Those little children. The book she reads from states she owns them. This book, maybe the law, maybe a Bible is being intoned as proof that this female owns them. Perhaps she values one more than the others. Perhaps she’s more careful with The Family Bible.

Safe and secure. The only threat is their freedom.

And when the children who are read to, when they and their families choose to leave? When they are not dismissed back to commanded duties, but venture beyond the wooden floors that have been an anchor to their lives? What happens to the white, female, rosebud-lipped generations they leave on the porch?


Some may find it odd, on having learned of the fate of her childhood home of Arlington and the emancipation of the many enslaved people whose work sustained it, that the so-called Lady of Arlington degraded Arlington’s enslaved people as “ungrateful” men, women, and children, “beguiled off by the Yankees” into freedom.

In her mind, wouldn’t these enslaved men, women, and children choose to stay with her? Wasn’t Arlington their home, too? They had built it, hadn’t they?

Surely they would not abandon this lady’s kindness; a compassion that her mother taught her, that she would teach to her own daughters, to show. She had read to these people, “done all [she] could” for them. Her daughters taught their children on the grounds surrounding Arlington’s monumental porch, sitting together in a room covered in the shadow of its monumental walls.

This “Lady of Arlington” is Mary Anna Randolph Custis Lee. She fascinates me. I think I know what to do with her, and then I read remarks from her family and friends, preserved in the words of their letters. I see traits of her personality and recognize them in myself.

I read her own words and she repulses me.

The descriptions of her from 1823 and 1824, by those who knew her [preserved in Reading the Man, a biography of her husband Robert Edward Lee  by the late Elizabeth Brown Pryor] make me realize that we, she and I, share “[an] artist temperament.”

“She [and I] spoke whatever [temper] came in her mind- but it was over in a moment.”

“She [and I] has wit & satire too, when they are required.”

Her own words reveal herself to me:

“a set of lazy idle negroes who roam about by day marking what they may steal at night & are kept  attending political harangues of which they understand about as much as the African Gorilla.”

These are her own words, written in the spring of 1867 .

I would not like Mary Anna Randolph Custis Lee.

She and I deeply disagree on fundamental beliefs of humanity.

But we share the same “artist temperament” and “wit & satire too, when they are required.” We pray to the same Savior. If we share the same personality, the same spirituality, could we be the same? As much as I sit in judgement, if thrown in her circumstances what repulsive shades of myself would appear?

After all, I, too, have been bewitched into believing my own gold-star superiority; my own sort of Blind Kindness.

Blind Kindness is not true kindness.

Blind Kindness never actually listens, it only justifies.

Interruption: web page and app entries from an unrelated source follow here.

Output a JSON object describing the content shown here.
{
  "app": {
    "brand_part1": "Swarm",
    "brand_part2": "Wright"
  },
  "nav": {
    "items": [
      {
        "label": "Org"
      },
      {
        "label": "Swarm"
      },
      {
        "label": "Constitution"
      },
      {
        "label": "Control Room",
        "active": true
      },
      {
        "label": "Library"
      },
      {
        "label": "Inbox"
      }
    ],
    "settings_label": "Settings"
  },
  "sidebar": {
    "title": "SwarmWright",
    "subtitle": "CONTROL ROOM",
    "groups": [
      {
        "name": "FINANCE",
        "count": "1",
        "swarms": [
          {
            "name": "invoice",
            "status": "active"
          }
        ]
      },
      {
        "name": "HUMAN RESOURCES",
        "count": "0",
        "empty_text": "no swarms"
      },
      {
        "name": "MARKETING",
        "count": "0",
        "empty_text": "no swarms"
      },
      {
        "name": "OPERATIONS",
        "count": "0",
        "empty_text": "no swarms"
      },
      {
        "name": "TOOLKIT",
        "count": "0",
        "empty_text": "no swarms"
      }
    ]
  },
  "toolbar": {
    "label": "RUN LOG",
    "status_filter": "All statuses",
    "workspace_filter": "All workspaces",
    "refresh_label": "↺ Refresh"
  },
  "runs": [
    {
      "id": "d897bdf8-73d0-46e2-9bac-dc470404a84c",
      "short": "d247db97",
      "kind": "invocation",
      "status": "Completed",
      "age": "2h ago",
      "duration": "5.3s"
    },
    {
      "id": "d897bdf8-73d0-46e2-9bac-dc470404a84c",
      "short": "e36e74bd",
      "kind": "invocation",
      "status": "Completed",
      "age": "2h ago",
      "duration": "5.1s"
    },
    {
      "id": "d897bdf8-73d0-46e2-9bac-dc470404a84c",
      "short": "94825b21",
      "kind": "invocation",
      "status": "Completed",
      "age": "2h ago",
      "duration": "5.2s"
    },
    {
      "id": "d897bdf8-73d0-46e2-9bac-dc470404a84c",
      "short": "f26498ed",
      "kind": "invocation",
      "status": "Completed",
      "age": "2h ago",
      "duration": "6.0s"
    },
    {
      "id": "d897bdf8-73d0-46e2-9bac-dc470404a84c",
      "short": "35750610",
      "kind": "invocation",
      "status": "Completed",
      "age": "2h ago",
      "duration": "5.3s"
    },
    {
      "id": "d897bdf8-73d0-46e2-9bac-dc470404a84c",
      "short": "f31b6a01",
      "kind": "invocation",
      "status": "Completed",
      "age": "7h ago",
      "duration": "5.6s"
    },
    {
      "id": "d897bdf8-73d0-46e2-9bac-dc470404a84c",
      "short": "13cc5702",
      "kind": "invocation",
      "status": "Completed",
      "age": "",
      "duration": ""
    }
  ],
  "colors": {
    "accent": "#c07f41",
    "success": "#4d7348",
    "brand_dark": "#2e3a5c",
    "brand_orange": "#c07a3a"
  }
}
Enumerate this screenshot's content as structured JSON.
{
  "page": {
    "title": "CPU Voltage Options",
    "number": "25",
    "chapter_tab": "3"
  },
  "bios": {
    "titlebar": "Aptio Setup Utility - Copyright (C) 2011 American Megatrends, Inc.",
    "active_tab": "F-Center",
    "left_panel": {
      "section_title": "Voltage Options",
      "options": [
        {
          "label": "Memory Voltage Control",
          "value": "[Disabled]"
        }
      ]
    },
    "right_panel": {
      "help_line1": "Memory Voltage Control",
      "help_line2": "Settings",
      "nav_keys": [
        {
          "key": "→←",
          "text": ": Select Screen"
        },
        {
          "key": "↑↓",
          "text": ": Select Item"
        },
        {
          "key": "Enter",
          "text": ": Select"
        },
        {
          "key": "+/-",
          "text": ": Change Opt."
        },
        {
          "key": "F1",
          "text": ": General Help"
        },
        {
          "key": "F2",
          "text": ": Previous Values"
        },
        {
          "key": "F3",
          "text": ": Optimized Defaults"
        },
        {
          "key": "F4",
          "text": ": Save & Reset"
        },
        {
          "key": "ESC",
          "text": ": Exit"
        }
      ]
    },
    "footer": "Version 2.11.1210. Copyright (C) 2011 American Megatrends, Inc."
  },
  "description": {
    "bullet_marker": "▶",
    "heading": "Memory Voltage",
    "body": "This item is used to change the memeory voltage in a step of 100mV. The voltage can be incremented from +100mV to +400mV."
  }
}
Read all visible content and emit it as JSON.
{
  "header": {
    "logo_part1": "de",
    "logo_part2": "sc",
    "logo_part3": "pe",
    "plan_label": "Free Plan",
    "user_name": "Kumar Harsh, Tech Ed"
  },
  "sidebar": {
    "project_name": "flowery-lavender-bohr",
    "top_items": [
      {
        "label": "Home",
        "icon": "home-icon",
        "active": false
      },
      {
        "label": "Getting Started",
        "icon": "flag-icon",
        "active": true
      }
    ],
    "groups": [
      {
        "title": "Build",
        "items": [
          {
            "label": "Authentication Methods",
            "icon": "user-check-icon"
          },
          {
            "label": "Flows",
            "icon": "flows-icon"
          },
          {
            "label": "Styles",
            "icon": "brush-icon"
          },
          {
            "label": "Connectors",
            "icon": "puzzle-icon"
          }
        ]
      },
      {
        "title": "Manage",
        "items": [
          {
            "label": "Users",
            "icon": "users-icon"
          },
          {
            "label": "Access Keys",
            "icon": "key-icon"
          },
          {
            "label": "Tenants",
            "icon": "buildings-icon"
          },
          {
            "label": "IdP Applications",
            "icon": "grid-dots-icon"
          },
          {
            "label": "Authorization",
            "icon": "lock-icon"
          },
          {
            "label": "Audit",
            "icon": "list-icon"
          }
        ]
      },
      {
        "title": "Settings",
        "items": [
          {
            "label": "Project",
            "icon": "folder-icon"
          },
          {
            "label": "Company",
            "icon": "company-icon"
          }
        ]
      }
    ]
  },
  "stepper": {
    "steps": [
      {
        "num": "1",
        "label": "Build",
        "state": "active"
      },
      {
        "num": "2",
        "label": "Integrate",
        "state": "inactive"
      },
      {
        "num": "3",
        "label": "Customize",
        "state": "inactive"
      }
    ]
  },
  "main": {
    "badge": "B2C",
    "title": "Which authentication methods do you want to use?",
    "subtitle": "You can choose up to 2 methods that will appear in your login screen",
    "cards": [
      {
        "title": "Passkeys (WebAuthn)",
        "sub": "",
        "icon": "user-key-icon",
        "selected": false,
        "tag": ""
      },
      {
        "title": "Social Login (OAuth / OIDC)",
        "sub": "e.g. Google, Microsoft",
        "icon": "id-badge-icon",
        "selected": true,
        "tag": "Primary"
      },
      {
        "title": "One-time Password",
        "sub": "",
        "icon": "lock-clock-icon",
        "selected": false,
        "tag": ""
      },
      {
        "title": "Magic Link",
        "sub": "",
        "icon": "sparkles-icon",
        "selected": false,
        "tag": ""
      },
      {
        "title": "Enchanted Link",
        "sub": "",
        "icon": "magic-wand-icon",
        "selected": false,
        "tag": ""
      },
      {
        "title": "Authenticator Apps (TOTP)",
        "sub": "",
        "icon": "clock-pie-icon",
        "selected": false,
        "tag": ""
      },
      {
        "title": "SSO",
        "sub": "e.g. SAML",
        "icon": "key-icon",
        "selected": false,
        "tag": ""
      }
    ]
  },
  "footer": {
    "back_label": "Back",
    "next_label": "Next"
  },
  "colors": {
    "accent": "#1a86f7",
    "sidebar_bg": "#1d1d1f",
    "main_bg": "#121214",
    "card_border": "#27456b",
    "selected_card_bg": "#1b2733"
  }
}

“All will be well. Even though my ancestors kept yours in bondage, I respect and listen to Pac and Kendrick.”

“All will be well. Even while I quote the Declaration of Independence, I admit that Jefferson fathered kids with Sally Hemmings.”

“All will be well. I know what ‘woke’ is.”

“All will be well. I know what Urban Dictionary is.”

“All will be well. I saw Black Panther. And I saw Crazy Rich Asians. And I can hum three songs produced by A Tribe Called Red. And I have more than one non-white, non-Protestant friend.”

“All will be well. When my ancestors kept yours in bondage they shared their front porch to save your souls. God be with you, brothers and sisters.”

Blind Kindness is done to you, but for me, so that I and my ancestors may sleep in peace.

No justice. No peace.

I have to wonder: how much am I the same as my ancestors and their contemporaries? How much of our present history, that is daily made around me do I choose not to see?

[2021 Edit: I only recently watched Segregated by Design. I’m beginning to realize how much I have been fundamentally lied to in my life.]

How much can I understand about our world if my mind has never gone “off the porch,” to see our history not as I was taught, but as it was?

So I need to get off the porch. It’s time. It’s done past time.

Welcome.  Let’s step off.

copyright Off The Porch History 2018